> TASK REQUIREMENTS:
I'd like every entry returned exactly as it is, with the images left out.

----

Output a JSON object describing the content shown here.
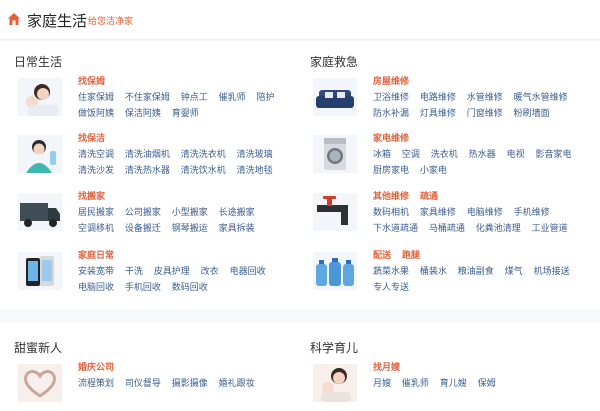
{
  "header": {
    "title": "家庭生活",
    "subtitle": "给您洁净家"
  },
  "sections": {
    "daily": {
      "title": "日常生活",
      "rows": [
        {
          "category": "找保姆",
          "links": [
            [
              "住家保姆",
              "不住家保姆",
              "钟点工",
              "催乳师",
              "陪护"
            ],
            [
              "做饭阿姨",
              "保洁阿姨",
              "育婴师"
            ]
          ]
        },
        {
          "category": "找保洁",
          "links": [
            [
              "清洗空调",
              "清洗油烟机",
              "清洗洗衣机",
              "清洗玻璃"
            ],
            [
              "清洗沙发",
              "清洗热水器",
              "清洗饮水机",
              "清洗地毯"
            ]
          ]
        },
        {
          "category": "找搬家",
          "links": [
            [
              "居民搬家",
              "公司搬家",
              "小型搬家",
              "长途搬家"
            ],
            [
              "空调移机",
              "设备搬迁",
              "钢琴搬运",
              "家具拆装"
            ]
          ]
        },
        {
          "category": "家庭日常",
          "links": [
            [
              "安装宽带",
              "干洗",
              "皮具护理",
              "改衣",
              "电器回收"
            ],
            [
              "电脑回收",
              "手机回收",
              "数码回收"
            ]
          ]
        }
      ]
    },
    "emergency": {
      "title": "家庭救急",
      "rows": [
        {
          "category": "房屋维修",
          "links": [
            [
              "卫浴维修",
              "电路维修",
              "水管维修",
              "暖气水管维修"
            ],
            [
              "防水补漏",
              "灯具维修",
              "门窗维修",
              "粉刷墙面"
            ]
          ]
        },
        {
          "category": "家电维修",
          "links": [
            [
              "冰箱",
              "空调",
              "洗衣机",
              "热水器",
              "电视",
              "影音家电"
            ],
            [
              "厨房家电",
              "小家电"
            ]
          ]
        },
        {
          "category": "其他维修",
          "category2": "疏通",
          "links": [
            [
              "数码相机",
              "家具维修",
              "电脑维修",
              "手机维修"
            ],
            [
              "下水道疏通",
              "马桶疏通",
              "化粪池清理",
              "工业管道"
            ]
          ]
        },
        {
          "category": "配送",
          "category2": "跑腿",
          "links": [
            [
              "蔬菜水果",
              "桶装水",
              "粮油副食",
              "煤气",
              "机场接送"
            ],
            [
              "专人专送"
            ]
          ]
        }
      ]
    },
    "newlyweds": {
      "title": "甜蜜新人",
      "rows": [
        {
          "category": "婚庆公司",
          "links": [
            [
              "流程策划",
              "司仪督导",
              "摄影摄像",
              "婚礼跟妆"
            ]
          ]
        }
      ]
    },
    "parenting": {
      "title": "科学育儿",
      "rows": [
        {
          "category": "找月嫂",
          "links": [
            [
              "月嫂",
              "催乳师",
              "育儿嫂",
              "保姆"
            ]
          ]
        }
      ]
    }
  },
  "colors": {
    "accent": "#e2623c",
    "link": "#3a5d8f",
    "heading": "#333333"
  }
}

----

> RESPONSE AREA:
Output a JSON object describing the content shown here.
{
  "header": {
    "title": "家庭生活",
    "subtitle": "给您洁净家"
  },
  "sections": {
    "daily": {
      "title": "日常生活",
      "rows": [
        {
          "category": "找保姆",
          "links": [
            [
              "住家保姆",
              "不住家保姆",
              "钟点工",
              "催乳师",
              "陪护"
            ],
            [
              "做饭阿姨",
              "保洁阿姨",
              "育婴师"
            ]
          ]
        },
        {
          "category": "找保洁",
          "links": [
            [
              "清洗空调",
              "清洗油烟机",
              "清洗洗衣机",
              "清洗玻璃"
            ],
            [
              "清洗沙发",
              "清洗热水器",
              "清洗饮水机",
              "清洗地毯"
            ]
          ]
        },
        {
          "category": "找搬家",
          "links": [
            [
              "居民搬家",
              "公司搬家",
              "小型搬家",
              "长途搬家"
            ],
            [
              "空调移机",
              "设备搬迁",
              "钢琴搬运",
              "家具拆装"
            ]
          ]
        },
        {
          "category": "家庭日常",
          "links": [
            [
              "安装宽带",
              "干洗",
              "皮具护理",
              "改衣",
              "电器回收"
            ],
            [
              "电脑回收",
              "手机回收",
              "数码回收"
            ]
          ]
        }
      ]
    },
    "emergency": {
      "title": "家庭救急",
      "rows": [
        {
          "category": "房屋维修",
          "links": [
            [
              "卫浴维修",
              "电路维修",
              "水管维修",
              "暖气水管维修"
            ],
            [
              "防水补漏",
              "灯具维修",
              "门窗维修",
              "粉刷墙面"
            ]
          ]
        },
        {
          "category": "家电维修",
          "links": [
            [
              "冰箱",
              "空调",
              "洗衣机",
              "热水器",
              "电视",
              "影音家电"
            ],
            [
              "厨房家电",
              "小家电"
            ]
          ]
        },
        {
          "category": "其他维修",
          "category2": "疏通",
          "links": [
            [
              "数码相机",
              "家具维修",
              "电脑维修",
              "手机维修"
            ],
            [
              "下水道疏通",
              "马桶疏通",
              "化粪池清理",
              "工业管道"
            ]
          ]
        },
        {
          "category": "配送",
          "category2": "跑腿",
          "links": [
            [
              "蔬菜水果",
              "桶装水",
              "粮油副食",
              "煤气",
              "机场接送"
            ],
            [
              "专人专送"
            ]
          ]
        }
      ]
    },
    "newlyweds": {
      "title": "甜蜜新人",
      "rows": [
        {
          "category": "婚庆公司",
          "links": [
            [
              "流程策划",
              "司仪督导",
              "摄影摄像",
              "婚礼跟妆"
            ]
          ]
        }
      ]
    },
    "parenting": {
      "title": "科学育儿",
      "rows": [
        {
          "category": "找月嫂",
          "links": [
            [
              "月嫂",
              "催乳师",
              "育儿嫂",
              "保姆"
            ]
          ]
        }
      ]
    }
  },
  "colors": {
    "accent": "#e2623c",
    "link": "#3a5d8f",
    "heading": "#333333"
  }
}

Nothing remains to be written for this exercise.